::: RECORDS FOR PROCESSING :::

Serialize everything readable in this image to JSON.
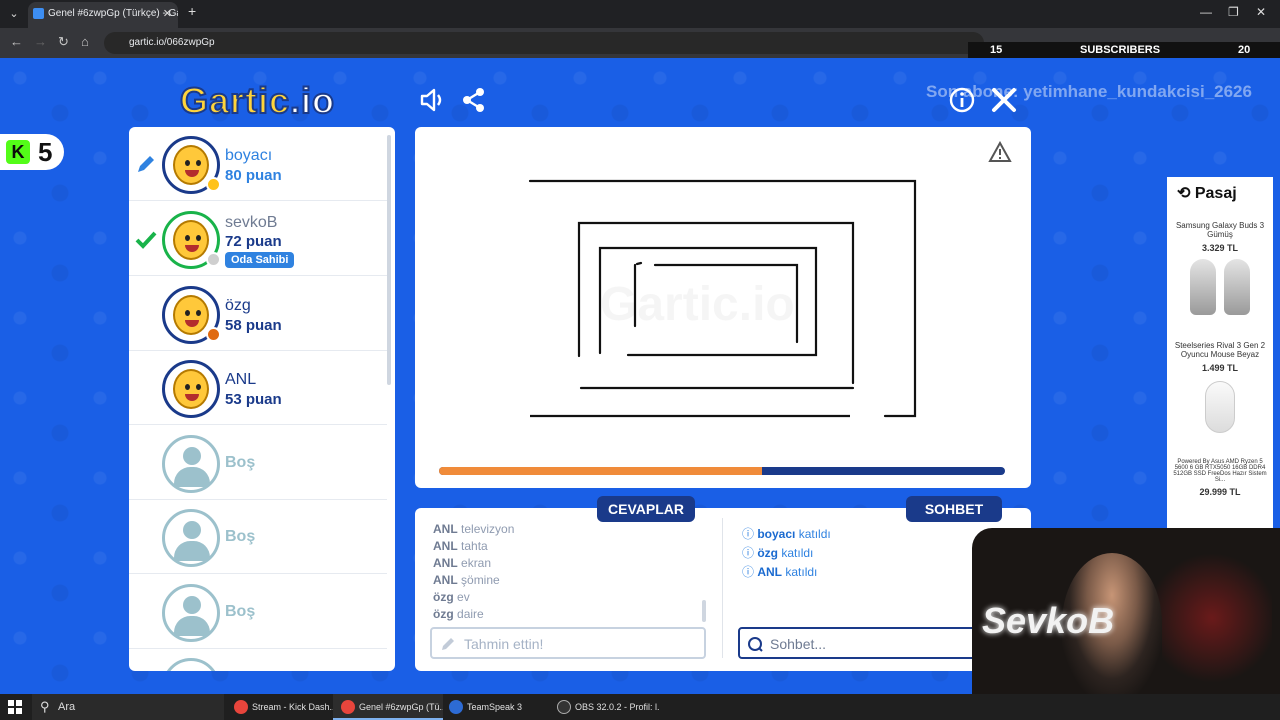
{
  "browser": {
    "tab_title": "Genel #6zwpGp (Türkçe) - Gartic",
    "url": "gartic.io/066zwpGp",
    "new_tab": "+",
    "tab_close": "✕"
  },
  "overlay": {
    "subs_left": "15",
    "subs_label": "SUBSCRIBERS",
    "subs_right": "20",
    "kick_count": "5",
    "kick_letter": "K"
  },
  "header": {
    "logo_main": "Gartic",
    "logo_suffix": ".io",
    "room_text": "Son abone: yetimhane_kundakcisi_2626"
  },
  "players": [
    {
      "name": "boyacı",
      "score": "80 puan",
      "dot_color": "#ffc21a",
      "status": "drawing"
    },
    {
      "name": "sevkoB",
      "score": "72 puan",
      "dot_color": "#cfcfcf",
      "status": "guessed",
      "badge": "Oda Sahibi"
    },
    {
      "name": "özg",
      "score": "58 puan",
      "dot_color": "#e06a10",
      "status": ""
    },
    {
      "name": "ANL",
      "score": "53 puan",
      "dot_color": "",
      "status": ""
    }
  ],
  "empty_slots": [
    "Boş",
    "Boş",
    "Boş"
  ],
  "canvas": {
    "watermark": "Gartic.io",
    "progress": 0.57,
    "colors": {
      "progress_fill": "#f08b3a",
      "progress_track": "#1a3a8a"
    }
  },
  "answers_tab": "CEVAPLAR",
  "chat_tab": "SOHBET",
  "answers": [
    {
      "user": "ANL",
      "text": "televizyon"
    },
    {
      "user": "ANL",
      "text": "tahta"
    },
    {
      "user": "ANL",
      "text": "ekran"
    },
    {
      "user": "ANL",
      "text": "şömine"
    },
    {
      "user": "özg",
      "text": "ev"
    },
    {
      "user": "özg",
      "text": "daire"
    }
  ],
  "guess_placeholder": "Tahmin ettin!",
  "chat": [
    {
      "user": "boyacı",
      "text": "katıldı"
    },
    {
      "user": "özg",
      "text": "katıldı"
    },
    {
      "user": "ANL",
      "text": "katıldı"
    }
  ],
  "chat_placeholder": "Sohbet...",
  "ad": {
    "brand": "Pasaj",
    "items": [
      {
        "name": "Samsung Galaxy Buds 3 Gümüş",
        "price": "3.329 TL"
      },
      {
        "name": "Steelseries Rival 3 Gen 2 Oyuncu Mouse Beyaz",
        "price": "1.499 TL"
      },
      {
        "name": "Powered By Asus AMD Ryzen 5 5600 6 GB RTX5050 16GB DDR4 512GB SSD FreeDos Hazır Sistem Si...",
        "price": "29.999 TL"
      }
    ]
  },
  "webcam": {
    "name": "SevkoB"
  },
  "taskbar": {
    "search": "Ara",
    "items": [
      {
        "label": "Stream - Kick Dash...",
        "color": "#e8453c"
      },
      {
        "label": "Genel #6zwpGp (Tü...",
        "color": "#e8453c"
      },
      {
        "label": "TeamSpeak 3",
        "color": "#2d6bd4"
      },
      {
        "label": "OBS 32.0.2 - Profil: l...",
        "color": "#333333"
      }
    ]
  }
}
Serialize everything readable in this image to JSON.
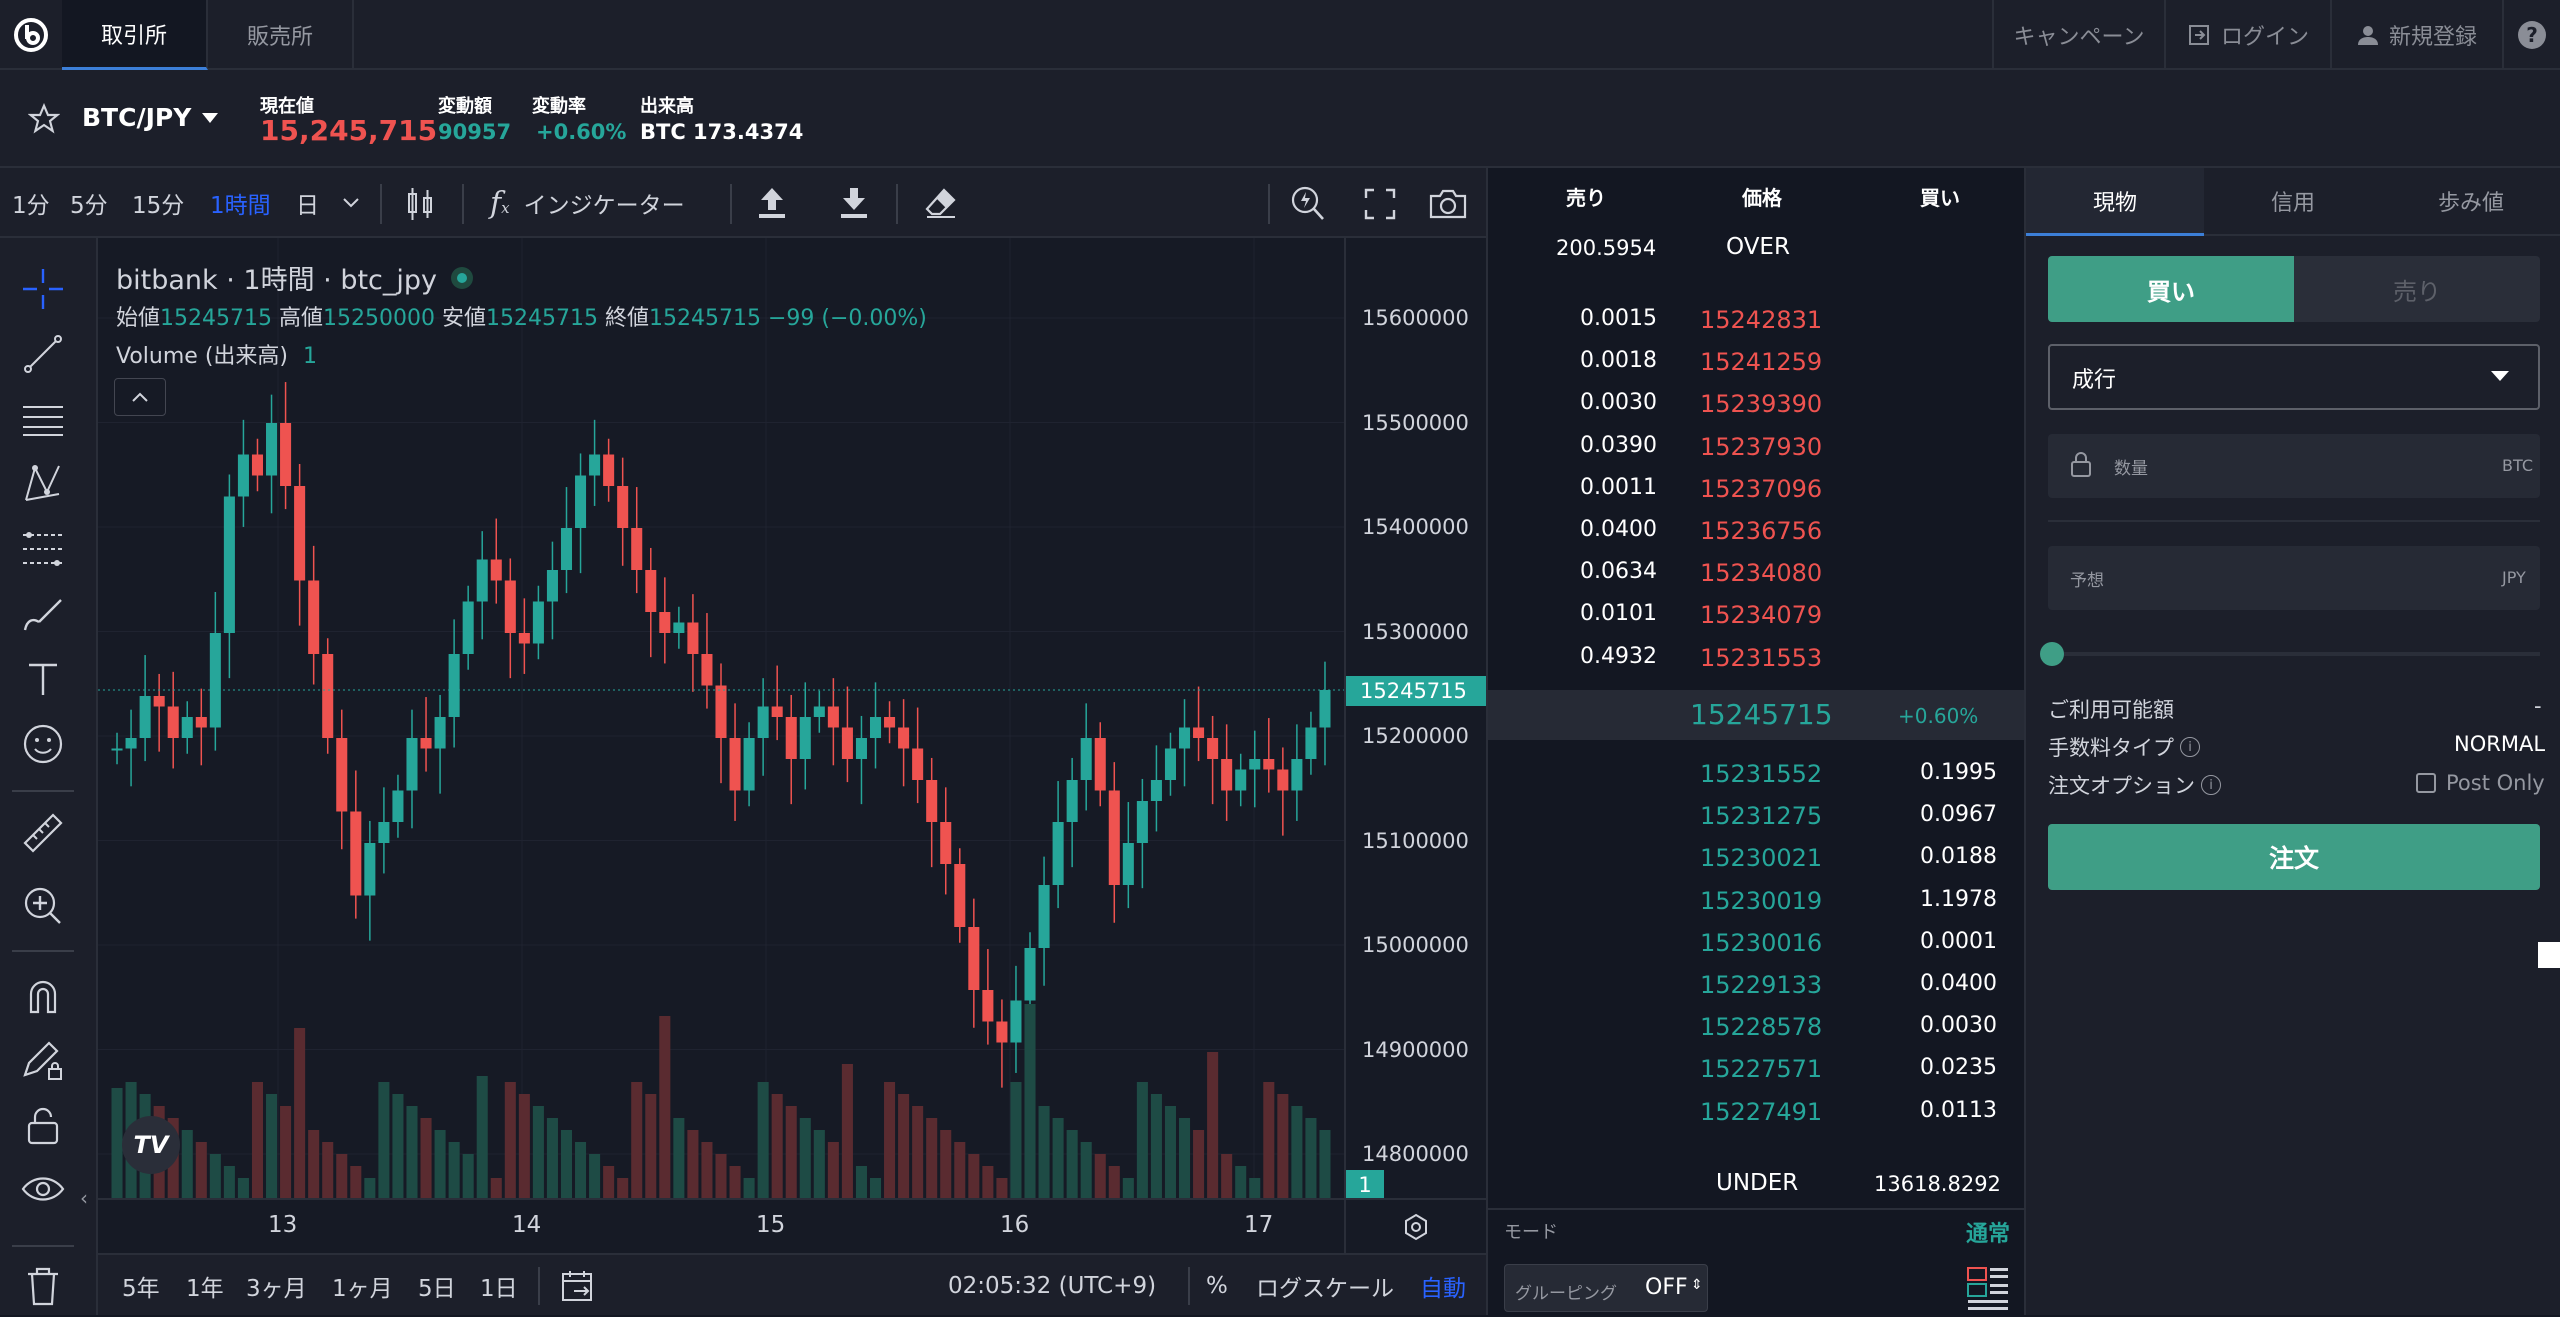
{
  "nav": {
    "tab_exchange": "取引所",
    "tab_store": "販売所",
    "campaign": "キャンペーン",
    "login": "ログイン",
    "signup": "新規登録",
    "help": "?"
  },
  "ticker": {
    "pair": "BTC/JPY",
    "price_label": "現在値",
    "price": "15,245,715",
    "change_label": "変動額",
    "change": "90957",
    "rate_label": "変動率",
    "rate": "+0.60%",
    "volume_label": "出来高",
    "volume": "BTC 173.4374"
  },
  "toolbar": {
    "tf1": "1分",
    "tf5": "5分",
    "tf15": "15分",
    "tf1h": "1時間",
    "day": "日",
    "indicator": "インジケーター"
  },
  "legend": {
    "title": "bitbank · 1時間 · btc_jpy",
    "open_label": "始値",
    "open": "15245715",
    "high_label": "高値",
    "high": "15250000",
    "low_label": "安値",
    "low": "15245715",
    "close_label": "終値",
    "close": "15245715 −99 (−0.00%)",
    "volume_label": "Volume (出来高)",
    "volume": "1"
  },
  "price_axis": [
    "15600000",
    "15500000",
    "15400000",
    "15300000",
    "15200000",
    "15100000",
    "15000000",
    "14900000",
    "14800000"
  ],
  "price_tag": "15245715",
  "vol_tag": "1",
  "time_axis": [
    "13",
    "14",
    "15",
    "16",
    "17"
  ],
  "bottom": {
    "r5y": "5年",
    "r1y": "1年",
    "r3m": "3ヶ月",
    "r1m": "1ヶ月",
    "r5d": "5日",
    "r1d": "1日",
    "clock": "02:05:32 (UTC+9)",
    "pct": "%",
    "log": "ログスケール",
    "auto": "自動"
  },
  "orderbook": {
    "h_sell": "売り",
    "h_price": "価格",
    "h_buy": "買い",
    "over_qty": "200.5954",
    "over": "OVER",
    "asks": [
      {
        "qty": "0.0015",
        "price": "15242831"
      },
      {
        "qty": "0.0018",
        "price": "15241259"
      },
      {
        "qty": "0.0030",
        "price": "15239390"
      },
      {
        "qty": "0.0390",
        "price": "15237930"
      },
      {
        "qty": "0.0011",
        "price": "15237096"
      },
      {
        "qty": "0.0400",
        "price": "15236756"
      },
      {
        "qty": "0.0634",
        "price": "15234080"
      },
      {
        "qty": "0.0101",
        "price": "15234079"
      },
      {
        "qty": "0.4932",
        "price": "15231553"
      }
    ],
    "mid": "15245715",
    "mid_rate": "+0.60%",
    "bids": [
      {
        "price": "15231552",
        "qty": "0.1995"
      },
      {
        "price": "15231275",
        "qty": "0.0967"
      },
      {
        "price": "15230021",
        "qty": "0.0188"
      },
      {
        "price": "15230019",
        "qty": "1.1978"
      },
      {
        "price": "15230016",
        "qty": "0.0001"
      },
      {
        "price": "15229133",
        "qty": "0.0400"
      },
      {
        "price": "15228578",
        "qty": "0.0030"
      },
      {
        "price": "15227571",
        "qty": "0.0235"
      },
      {
        "price": "15227491",
        "qty": "0.0113"
      }
    ],
    "under": "UNDER",
    "under_qty": "13618.8292",
    "mode_label": "モード",
    "mode_value": "通常",
    "grouping_label": "グルーピング",
    "grouping_value": "OFF"
  },
  "order": {
    "tab_spot": "現物",
    "tab_margin": "信用",
    "tab_tape": "歩み値",
    "buy": "買い",
    "sell": "売り",
    "type": "成行",
    "qty_placeholder": "数量",
    "qty_unit": "BTC",
    "est_label": "予想",
    "est_unit": "JPY",
    "available_label": "ご利用可能額",
    "available": "-",
    "fee_label": "手数料タイプ",
    "fee": "NORMAL",
    "option_label": "注文オプション",
    "postonly": "Post Only",
    "submit": "注文"
  },
  "colors": {
    "up": "#26a69a",
    "down": "#ef5350",
    "accent": "#3c7fd8",
    "buy_btn": "#3f9e86"
  }
}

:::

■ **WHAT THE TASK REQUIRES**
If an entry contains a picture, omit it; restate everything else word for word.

■ **SOLUTION**
Serialize everything readable in this image to JSON.
{
  "browser": {
    "tab_title": "Genel #6zwpGp (Türkçe) - Gartic",
    "url": "gartic.io/066zwpGp",
    "new_tab": "+",
    "tab_close": "✕"
  },
  "overlay": {
    "subs_left": "15",
    "subs_label": "SUBSCRIBERS",
    "subs_right": "20",
    "kick_count": "5",
    "kick_letter": "K"
  },
  "header": {
    "logo_main": "Gartic",
    "logo_suffix": ".io",
    "room_text": "Son abone: yetimhane_kundakcisi_2626"
  },
  "players": [
    {
      "name": "boyacı",
      "score": "80 puan",
      "dot_color": "#ffc21a",
      "status": "drawing"
    },
    {
      "name": "sevkoB",
      "score": "72 puan",
      "dot_color": "#cfcfcf",
      "status": "guessed",
      "badge": "Oda Sahibi"
    },
    {
      "name": "özg",
      "score": "58 puan",
      "dot_color": "#e06a10",
      "status": ""
    },
    {
      "name": "ANL",
      "score": "53 puan",
      "dot_color": "",
      "status": ""
    }
  ],
  "empty_slots": [
    "Boş",
    "Boş",
    "Boş"
  ],
  "canvas": {
    "watermark": "Gartic.io",
    "progress": 0.57,
    "colors": {
      "progress_fill": "#f08b3a",
      "progress_track": "#1a3a8a"
    }
  },
  "answers_tab": "CEVAPLAR",
  "chat_tab": "SOHBET",
  "answers": [
    {
      "user": "ANL",
      "text": "televizyon"
    },
    {
      "user": "ANL",
      "text": "tahta"
    },
    {
      "user": "ANL",
      "text": "ekran"
    },
    {
      "user": "ANL",
      "text": "şömine"
    },
    {
      "user": "özg",
      "text": "ev"
    },
    {
      "user": "özg",
      "text": "daire"
    }
  ],
  "guess_placeholder": "Tahmin ettin!",
  "chat": [
    {
      "user": "boyacı",
      "text": "katıldı"
    },
    {
      "user": "özg",
      "text": "katıldı"
    },
    {
      "user": "ANL",
      "text": "katıldı"
    }
  ],
  "chat_placeholder": "Sohbet...",
  "ad": {
    "brand": "Pasaj",
    "items": [
      {
        "name": "Samsung Galaxy Buds 3 Gümüş",
        "price": "3.329 TL"
      },
      {
        "name": "Steelseries Rival 3 Gen 2 Oyuncu Mouse Beyaz",
        "price": "1.499 TL"
      },
      {
        "name": "Powered By Asus AMD Ryzen 5 5600 6 GB RTX5050 16GB DDR4 512GB SSD FreeDos Hazır Sistem Si...",
        "price": "29.999 TL"
      }
    ]
  },
  "webcam": {
    "name": "SevkoB"
  },
  "taskbar": {
    "search": "Ara",
    "items": [
      {
        "label": "Stream - Kick Dash...",
        "color": "#e8453c"
      },
      {
        "label": "Genel #6zwpGp (Tü...",
        "color": "#e8453c"
      },
      {
        "label": "TeamSpeak 3",
        "color": "#2d6bd4"
      },
      {
        "label": "OBS 32.0.2 - Profil: l...",
        "color": "#333333"
      }
    ]
  }
}
Serialize everything readable in this image to JSON.
{
  "nav": {
    "tab_exchange": "取引所",
    "tab_store": "販売所",
    "campaign": "キャンペーン",
    "login": "ログイン",
    "signup": "新規登録",
    "help": "?"
  },
  "ticker": {
    "pair": "BTC/JPY",
    "price_label": "現在値",
    "price": "15,245,715",
    "change_label": "変動額",
    "change": "90957",
    "rate_label": "変動率",
    "rate": "+0.60%",
    "volume_label": "出来高",
    "volume": "BTC 173.4374"
  },
  "toolbar": {
    "tf1": "1分",
    "tf5": "5分",
    "tf15": "15分",
    "tf1h": "1時間",
    "day": "日",
    "indicator": "インジケーター"
  },
  "legend": {
    "title": "bitbank · 1時間 · btc_jpy",
    "open_label": "始値",
    "open": "15245715",
    "high_label": "高値",
    "high": "15250000",
    "low_label": "安値",
    "low": "15245715",
    "close_label": "終値",
    "close": "15245715 −99 (−0.00%)",
    "volume_label": "Volume (出来高)",
    "volume": "1"
  },
  "price_axis": [
    "15600000",
    "15500000",
    "15400000",
    "15300000",
    "15200000",
    "15100000",
    "15000000",
    "14900000",
    "14800000"
  ],
  "price_tag": "15245715",
  "vol_tag": "1",
  "time_axis": [
    "13",
    "14",
    "15",
    "16",
    "17"
  ],
  "bottom": {
    "r5y": "5年",
    "r1y": "1年",
    "r3m": "3ヶ月",
    "r1m": "1ヶ月",
    "r5d": "5日",
    "r1d": "1日",
    "clock": "02:05:32 (UTC+9)",
    "pct": "%",
    "log": "ログスケール",
    "auto": "自動"
  },
  "orderbook": {
    "h_sell": "売り",
    "h_price": "価格",
    "h_buy": "買い",
    "over_qty": "200.5954",
    "over": "OVER",
    "asks": [
      {
        "qty": "0.0015",
        "price": "15242831"
      },
      {
        "qty": "0.0018",
        "price": "15241259"
      },
      {
        "qty": "0.0030",
        "price": "15239390"
      },
      {
        "qty": "0.0390",
        "price": "15237930"
      },
      {
        "qty": "0.0011",
        "price": "15237096"
      },
      {
        "qty": "0.0400",
        "price": "15236756"
      },
      {
        "qty": "0.0634",
        "price": "15234080"
      },
      {
        "qty": "0.0101",
        "price": "15234079"
      },
      {
        "qty": "0.4932",
        "price": "15231553"
      }
    ],
    "mid": "15245715",
    "mid_rate": "+0.60%",
    "bids": [
      {
        "price": "15231552",
        "qty": "0.1995"
      },
      {
        "price": "15231275",
        "qty": "0.0967"
      },
      {
        "price": "15230021",
        "qty": "0.0188"
      },
      {
        "price": "15230019",
        "qty": "1.1978"
      },
      {
        "price": "15230016",
        "qty": "0.0001"
      },
      {
        "price": "15229133",
        "qty": "0.0400"
      },
      {
        "price": "15228578",
        "qty": "0.0030"
      },
      {
        "price": "15227571",
        "qty": "0.0235"
      },
      {
        "price": "15227491",
        "qty": "0.0113"
      }
    ],
    "under": "UNDER",
    "under_qty": "13618.8292",
    "mode_label": "モード",
    "mode_value": "通常",
    "grouping_label": "グルーピング",
    "grouping_value": "OFF"
  },
  "order": {
    "tab_spot": "現物",
    "tab_margin": "信用",
    "tab_tape": "歩み値",
    "buy": "買い",
    "sell": "売り",
    "type": "成行",
    "qty_placeholder": "数量",
    "qty_unit": "BTC",
    "est_label": "予想",
    "est_unit": "JPY",
    "available_label": "ご利用可能額",
    "available": "-",
    "fee_label": "手数料タイプ",
    "fee": "NORMAL",
    "option_label": "注文オプション",
    "postonly": "Post Only",
    "submit": "注文"
  },
  "colors": {
    "up": "#26a69a",
    "down": "#ef5350",
    "accent": "#3c7fd8",
    "buy_btn": "#3f9e86"
  }
}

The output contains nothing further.